[Excerpts from an interface dataset]
Content starts

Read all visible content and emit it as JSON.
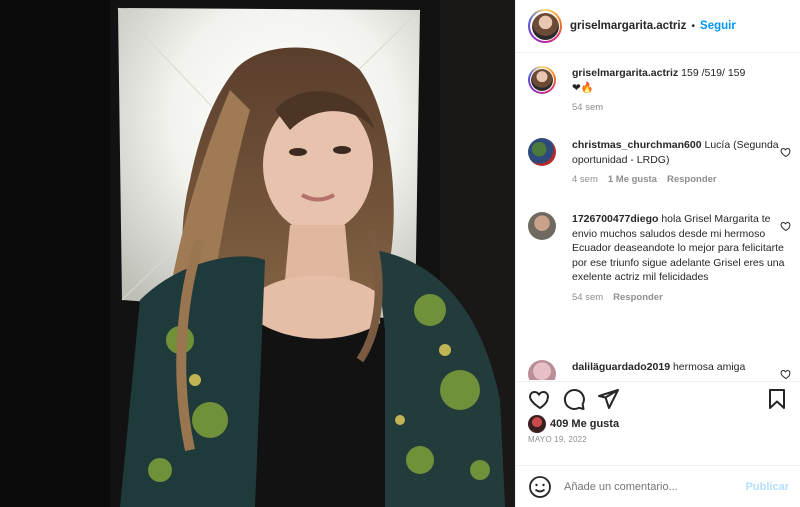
{
  "post_header": {
    "username": "griselmargarita.actriz",
    "separator": "•",
    "follow_label": "Seguir"
  },
  "caption": {
    "username": "griselmargarita.actriz",
    "text": "159 /519/ 159",
    "emoji": "❤🔥",
    "time": "54 sem"
  },
  "comments": [
    {
      "username": "christmas_churchman600",
      "text": "Lucía (Segunda oportunidad - LRDG)",
      "time": "4 sem",
      "likes": "1 Me gusta",
      "reply": "Responder"
    },
    {
      "username": "1726700477diego",
      "text": "hola Grisel Margarita te envio muchos saludos desde mi hermoso Ecuador deaseandote lo mejor para felicitarte por ese triunfo sigue adelante Grisel eres una exelente actriz mil felicidades",
      "time": "54 sem",
      "reply": "Responder"
    },
    {
      "username": "daliläguardado2019",
      "text": "hermosa amiga"
    }
  ],
  "likes_label": "409 Me gusta",
  "date_label": "MAYO 19, 2022",
  "comment_box": {
    "placeholder": "Añade un comentario...",
    "publish_label": "Publicar"
  },
  "icons": {
    "like": "heart-icon",
    "comment": "comment-icon",
    "share": "paper-plane-icon",
    "save": "bookmark-icon",
    "emoji": "smiley-icon"
  },
  "colors": {
    "link_blue": "#0095f6",
    "publish_disabled": "#b2dffc",
    "muted": "#8e8e8e"
  }
}
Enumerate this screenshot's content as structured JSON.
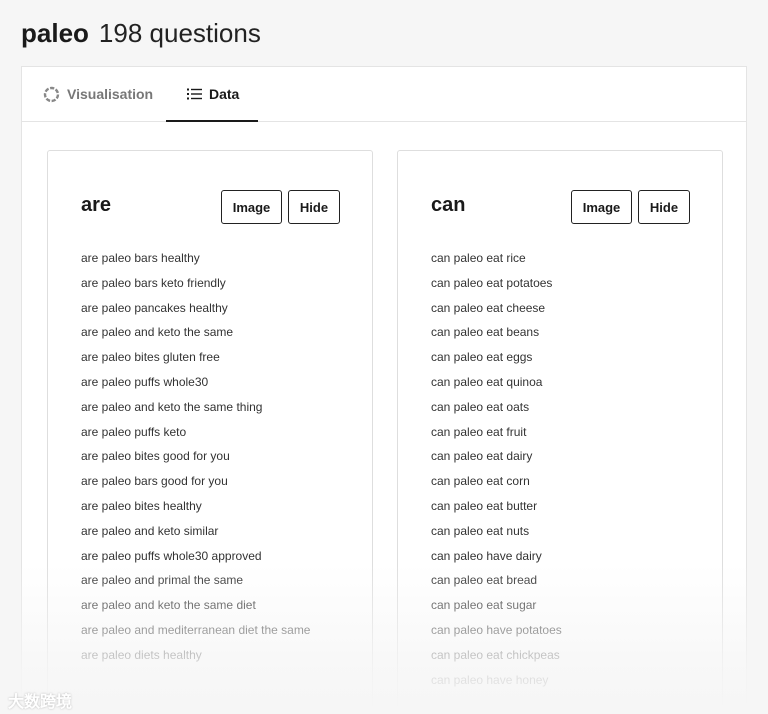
{
  "header": {
    "keyword": "paleo",
    "count_text": "198 questions"
  },
  "tabs": [
    {
      "label": "Visualisation",
      "icon": "ring-loader-icon",
      "active": false
    },
    {
      "label": "Data",
      "icon": "list-icon",
      "active": true
    }
  ],
  "cards": [
    {
      "title": "are",
      "image_label": "Image",
      "hide_label": "Hide",
      "questions": [
        "are paleo bars healthy",
        "are paleo bars keto friendly",
        "are paleo pancakes healthy",
        "are paleo and keto the same",
        "are paleo bites gluten free",
        "are paleo puffs whole30",
        "are paleo and keto the same thing",
        "are paleo puffs keto",
        "are paleo bites good for you",
        "are paleo bars good for you",
        "are paleo bites healthy",
        "are paleo and keto similar",
        "are paleo puffs whole30 approved",
        "are paleo and primal the same",
        "are paleo and keto the same diet",
        "are paleo and mediterranean diet the same",
        "are paleo diets healthy"
      ]
    },
    {
      "title": "can",
      "image_label": "Image",
      "hide_label": "Hide",
      "questions": [
        "can paleo eat rice",
        "can paleo eat potatoes",
        "can paleo eat cheese",
        "can paleo eat beans",
        "can paleo eat eggs",
        "can paleo eat quinoa",
        "can paleo eat oats",
        "can paleo eat fruit",
        "can paleo eat dairy",
        "can paleo eat corn",
        "can paleo eat butter",
        "can paleo eat nuts",
        "can paleo have dairy",
        "can paleo eat bread",
        "can paleo eat sugar",
        "can paleo have potatoes",
        "can paleo eat chickpeas",
        "can paleo have honey"
      ]
    }
  ],
  "watermark": "大数跨境"
}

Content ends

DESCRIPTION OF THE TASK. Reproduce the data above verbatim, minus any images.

PROBLEM SOLUTION.
Read all visible content and emit it as JSON.
{
  "post_header": {
    "username": "griselmargarita.actriz",
    "separator": "•",
    "follow_label": "Seguir"
  },
  "caption": {
    "username": "griselmargarita.actriz",
    "text": "159 /519/ 159",
    "emoji": "❤🔥",
    "time": "54 sem"
  },
  "comments": [
    {
      "username": "christmas_churchman600",
      "text": "Lucía (Segunda oportunidad - LRDG)",
      "time": "4 sem",
      "likes": "1 Me gusta",
      "reply": "Responder"
    },
    {
      "username": "1726700477diego",
      "text": "hola Grisel Margarita te envio muchos saludos desde mi hermoso Ecuador deaseandote lo mejor para felicitarte por ese triunfo sigue adelante Grisel eres una exelente actriz mil felicidades",
      "time": "54 sem",
      "reply": "Responder"
    },
    {
      "username": "daliläguardado2019",
      "text": "hermosa amiga"
    }
  ],
  "likes_label": "409 Me gusta",
  "date_label": "MAYO 19, 2022",
  "comment_box": {
    "placeholder": "Añade un comentario...",
    "publish_label": "Publicar"
  },
  "icons": {
    "like": "heart-icon",
    "comment": "comment-icon",
    "share": "paper-plane-icon",
    "save": "bookmark-icon",
    "emoji": "smiley-icon"
  },
  "colors": {
    "link_blue": "#0095f6",
    "publish_disabled": "#b2dffc",
    "muted": "#8e8e8e"
  }
}
Enumerate this screenshot's content as structured JSON.
{
  "header": {
    "keyword": "paleo",
    "count_text": "198 questions"
  },
  "tabs": [
    {
      "label": "Visualisation",
      "icon": "ring-loader-icon",
      "active": false
    },
    {
      "label": "Data",
      "icon": "list-icon",
      "active": true
    }
  ],
  "cards": [
    {
      "title": "are",
      "image_label": "Image",
      "hide_label": "Hide",
      "questions": [
        "are paleo bars healthy",
        "are paleo bars keto friendly",
        "are paleo pancakes healthy",
        "are paleo and keto the same",
        "are paleo bites gluten free",
        "are paleo puffs whole30",
        "are paleo and keto the same thing",
        "are paleo puffs keto",
        "are paleo bites good for you",
        "are paleo bars good for you",
        "are paleo bites healthy",
        "are paleo and keto similar",
        "are paleo puffs whole30 approved",
        "are paleo and primal the same",
        "are paleo and keto the same diet",
        "are paleo and mediterranean diet the same",
        "are paleo diets healthy"
      ]
    },
    {
      "title": "can",
      "image_label": "Image",
      "hide_label": "Hide",
      "questions": [
        "can paleo eat rice",
        "can paleo eat potatoes",
        "can paleo eat cheese",
        "can paleo eat beans",
        "can paleo eat eggs",
        "can paleo eat quinoa",
        "can paleo eat oats",
        "can paleo eat fruit",
        "can paleo eat dairy",
        "can paleo eat corn",
        "can paleo eat butter",
        "can paleo eat nuts",
        "can paleo have dairy",
        "can paleo eat bread",
        "can paleo eat sugar",
        "can paleo have potatoes",
        "can paleo eat chickpeas",
        "can paleo have honey"
      ]
    }
  ],
  "watermark": "大数跨境"
}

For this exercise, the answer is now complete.